(How to complete this task): Below are some entries. Copy each line that holds the string "kind".

Stored data

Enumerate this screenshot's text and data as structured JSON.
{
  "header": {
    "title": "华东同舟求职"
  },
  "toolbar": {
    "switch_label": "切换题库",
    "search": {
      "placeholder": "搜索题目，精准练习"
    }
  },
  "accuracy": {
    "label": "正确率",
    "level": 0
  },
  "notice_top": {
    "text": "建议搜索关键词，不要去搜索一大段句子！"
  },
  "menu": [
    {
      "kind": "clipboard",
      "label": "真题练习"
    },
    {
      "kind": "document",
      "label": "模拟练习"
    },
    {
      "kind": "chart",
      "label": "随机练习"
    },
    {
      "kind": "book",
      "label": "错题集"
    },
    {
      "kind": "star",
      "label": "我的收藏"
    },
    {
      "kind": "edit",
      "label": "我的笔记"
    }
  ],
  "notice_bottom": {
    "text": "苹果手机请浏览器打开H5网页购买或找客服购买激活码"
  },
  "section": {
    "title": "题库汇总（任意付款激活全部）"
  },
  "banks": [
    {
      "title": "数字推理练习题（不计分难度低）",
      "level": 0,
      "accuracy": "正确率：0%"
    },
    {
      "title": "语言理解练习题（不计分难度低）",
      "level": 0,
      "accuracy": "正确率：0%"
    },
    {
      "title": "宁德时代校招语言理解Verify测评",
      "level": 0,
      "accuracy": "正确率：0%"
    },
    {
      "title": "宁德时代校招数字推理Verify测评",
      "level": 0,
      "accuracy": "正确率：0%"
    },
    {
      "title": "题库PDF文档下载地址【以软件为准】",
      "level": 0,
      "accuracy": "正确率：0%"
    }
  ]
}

(Response to this task):
      "kind": "clipboard",
      "kind": "document",
      "kind": "chart",
      "kind": "book",
      "kind": "star",
      "kind": "edit",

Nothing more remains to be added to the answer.